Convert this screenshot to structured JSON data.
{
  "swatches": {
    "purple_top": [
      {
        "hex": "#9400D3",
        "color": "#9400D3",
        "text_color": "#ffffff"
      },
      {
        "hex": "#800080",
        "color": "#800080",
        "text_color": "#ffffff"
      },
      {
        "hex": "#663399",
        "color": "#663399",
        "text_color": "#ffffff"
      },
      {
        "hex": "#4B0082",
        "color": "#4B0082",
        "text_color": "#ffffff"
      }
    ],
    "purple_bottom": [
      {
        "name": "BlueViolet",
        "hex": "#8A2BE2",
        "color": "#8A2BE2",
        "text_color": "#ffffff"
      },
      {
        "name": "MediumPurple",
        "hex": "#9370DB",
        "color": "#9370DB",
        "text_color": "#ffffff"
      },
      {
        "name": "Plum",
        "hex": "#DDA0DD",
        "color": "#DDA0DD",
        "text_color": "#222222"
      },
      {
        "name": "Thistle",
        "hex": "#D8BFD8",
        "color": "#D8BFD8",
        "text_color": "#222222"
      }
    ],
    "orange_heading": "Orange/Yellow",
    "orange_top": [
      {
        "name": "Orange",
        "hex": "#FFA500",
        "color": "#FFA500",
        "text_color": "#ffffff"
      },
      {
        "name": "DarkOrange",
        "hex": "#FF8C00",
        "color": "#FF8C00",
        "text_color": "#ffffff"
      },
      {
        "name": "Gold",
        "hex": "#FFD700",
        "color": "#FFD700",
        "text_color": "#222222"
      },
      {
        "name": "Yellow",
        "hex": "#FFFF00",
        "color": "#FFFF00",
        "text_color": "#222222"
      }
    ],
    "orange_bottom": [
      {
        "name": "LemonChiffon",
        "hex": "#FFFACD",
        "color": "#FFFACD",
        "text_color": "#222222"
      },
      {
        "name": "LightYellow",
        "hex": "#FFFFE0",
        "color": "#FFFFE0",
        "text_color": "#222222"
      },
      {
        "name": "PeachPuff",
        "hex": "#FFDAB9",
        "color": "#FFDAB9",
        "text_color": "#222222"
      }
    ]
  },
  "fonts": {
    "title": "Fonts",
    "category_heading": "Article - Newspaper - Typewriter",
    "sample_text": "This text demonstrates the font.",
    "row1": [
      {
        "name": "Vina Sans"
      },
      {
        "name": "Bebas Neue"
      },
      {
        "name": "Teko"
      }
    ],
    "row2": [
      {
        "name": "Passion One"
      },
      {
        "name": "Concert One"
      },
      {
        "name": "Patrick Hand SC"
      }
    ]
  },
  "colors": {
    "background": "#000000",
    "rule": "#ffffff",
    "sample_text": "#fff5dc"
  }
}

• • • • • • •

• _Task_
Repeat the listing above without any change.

• _Response for this exercise_
Convert this screenshot to structured JSON data.
{
  "swatches": {
    "purple_top": [
      {
        "hex": "#9400D3",
        "color": "#9400D3",
        "text_color": "#ffffff"
      },
      {
        "hex": "#800080",
        "color": "#800080",
        "text_color": "#ffffff"
      },
      {
        "hex": "#663399",
        "color": "#663399",
        "text_color": "#ffffff"
      },
      {
        "hex": "#4B0082",
        "color": "#4B0082",
        "text_color": "#ffffff"
      }
    ],
    "purple_bottom": [
      {
        "name": "BlueViolet",
        "hex": "#8A2BE2",
        "color": "#8A2BE2",
        "text_color": "#ffffff"
      },
      {
        "name": "MediumPurple",
        "hex": "#9370DB",
        "color": "#9370DB",
        "text_color": "#ffffff"
      },
      {
        "name": "Plum",
        "hex": "#DDA0DD",
        "color": "#DDA0DD",
        "text_color": "#222222"
      },
      {
        "name": "Thistle",
        "hex": "#D8BFD8",
        "color": "#D8BFD8",
        "text_color": "#222222"
      }
    ],
    "orange_heading": "Orange/Yellow",
    "orange_top": [
      {
        "name": "Orange",
        "hex": "#FFA500",
        "color": "#FFA500",
        "text_color": "#ffffff"
      },
      {
        "name": "DarkOrange",
        "hex": "#FF8C00",
        "color": "#FF8C00",
        "text_color": "#ffffff"
      },
      {
        "name": "Gold",
        "hex": "#FFD700",
        "color": "#FFD700",
        "text_color": "#222222"
      },
      {
        "name": "Yellow",
        "hex": "#FFFF00",
        "color": "#FFFF00",
        "text_color": "#222222"
      }
    ],
    "orange_bottom": [
      {
        "name": "LemonChiffon",
        "hex": "#FFFACD",
        "color": "#FFFACD",
        "text_color": "#222222"
      },
      {
        "name": "LightYellow",
        "hex": "#FFFFE0",
        "color": "#FFFFE0",
        "text_color": "#222222"
      },
      {
        "name": "PeachPuff",
        "hex": "#FFDAB9",
        "color": "#FFDAB9",
        "text_color": "#222222"
      }
    ]
  },
  "fonts": {
    "title": "Fonts",
    "category_heading": "Article - Newspaper - Typewriter",
    "sample_text": "This text demonstrates the font.",
    "row1": [
      {
        "name": "Vina Sans"
      },
      {
        "name": "Bebas Neue"
      },
      {
        "name": "Teko"
      }
    ],
    "row2": [
      {
        "name": "Passion One"
      },
      {
        "name": "Concert One"
      },
      {
        "name": "Patrick Hand SC"
      }
    ]
  },
  "colors": {
    "background": "#000000",
    "rule": "#ffffff",
    "sample_text": "#fff5dc"
  }
}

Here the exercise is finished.